#### PROBLEM DETAILS
Could you extract every entry below and reproduce it exactly?

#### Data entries
◆ ◆ ◆ ◆ ◆ ◆ ◆

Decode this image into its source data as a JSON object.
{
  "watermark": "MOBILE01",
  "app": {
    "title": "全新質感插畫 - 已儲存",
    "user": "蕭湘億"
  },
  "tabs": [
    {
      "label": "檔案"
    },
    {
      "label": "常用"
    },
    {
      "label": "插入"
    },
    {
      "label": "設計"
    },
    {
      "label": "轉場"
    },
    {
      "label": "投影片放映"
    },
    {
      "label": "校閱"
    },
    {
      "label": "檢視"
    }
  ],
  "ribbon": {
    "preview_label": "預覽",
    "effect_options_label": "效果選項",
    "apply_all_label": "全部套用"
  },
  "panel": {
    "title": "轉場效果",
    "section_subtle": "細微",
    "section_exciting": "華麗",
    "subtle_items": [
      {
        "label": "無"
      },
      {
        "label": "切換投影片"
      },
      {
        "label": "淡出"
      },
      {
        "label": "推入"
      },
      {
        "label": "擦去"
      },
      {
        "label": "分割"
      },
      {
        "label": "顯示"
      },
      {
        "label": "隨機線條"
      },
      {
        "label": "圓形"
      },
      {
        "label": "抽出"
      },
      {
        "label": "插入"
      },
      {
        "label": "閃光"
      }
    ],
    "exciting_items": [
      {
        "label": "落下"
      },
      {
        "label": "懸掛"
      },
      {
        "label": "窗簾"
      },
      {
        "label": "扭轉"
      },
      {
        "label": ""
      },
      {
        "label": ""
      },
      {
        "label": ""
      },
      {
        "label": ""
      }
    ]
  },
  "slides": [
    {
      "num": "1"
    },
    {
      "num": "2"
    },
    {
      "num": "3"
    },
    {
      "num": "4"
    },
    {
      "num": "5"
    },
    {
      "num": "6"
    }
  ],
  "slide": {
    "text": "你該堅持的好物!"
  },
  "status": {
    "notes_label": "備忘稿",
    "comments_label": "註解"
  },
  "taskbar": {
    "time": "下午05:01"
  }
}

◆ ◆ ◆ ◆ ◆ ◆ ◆

#### EXPECTED ANSWER
Decode this image into its source data as a JSON object.
{
  "watermark": "MOBILE01",
  "app": {
    "title": "全新質感插畫 - 已儲存",
    "user": "蕭湘億"
  },
  "tabs": [
    {
      "label": "檔案"
    },
    {
      "label": "常用"
    },
    {
      "label": "插入"
    },
    {
      "label": "設計"
    },
    {
      "label": "轉場"
    },
    {
      "label": "投影片放映"
    },
    {
      "label": "校閱"
    },
    {
      "label": "檢視"
    }
  ],
  "ribbon": {
    "preview_label": "預覽",
    "effect_options_label": "效果選項",
    "apply_all_label": "全部套用"
  },
  "panel": {
    "title": "轉場效果",
    "section_subtle": "細微",
    "section_exciting": "華麗",
    "subtle_items": [
      {
        "label": "無"
      },
      {
        "label": "切換投影片"
      },
      {
        "label": "淡出"
      },
      {
        "label": "推入"
      },
      {
        "label": "擦去"
      },
      {
        "label": "分割"
      },
      {
        "label": "顯示"
      },
      {
        "label": "隨機線條"
      },
      {
        "label": "圓形"
      },
      {
        "label": "抽出"
      },
      {
        "label": "插入"
      },
      {
        "label": "閃光"
      }
    ],
    "exciting_items": [
      {
        "label": "落下"
      },
      {
        "label": "懸掛"
      },
      {
        "label": "窗簾"
      },
      {
        "label": "扭轉"
      },
      {
        "label": ""
      },
      {
        "label": ""
      },
      {
        "label": ""
      },
      {
        "label": ""
      }
    ]
  },
  "slides": [
    {
      "num": "1"
    },
    {
      "num": "2"
    },
    {
      "num": "3"
    },
    {
      "num": "4"
    },
    {
      "num": "5"
    },
    {
      "num": "6"
    }
  ],
  "slide": {
    "text": "你該堅持的好物!"
  },
  "status": {
    "notes_label": "備忘稿",
    "comments_label": "註解"
  },
  "taskbar": {
    "time": "下午05:01"
  }
}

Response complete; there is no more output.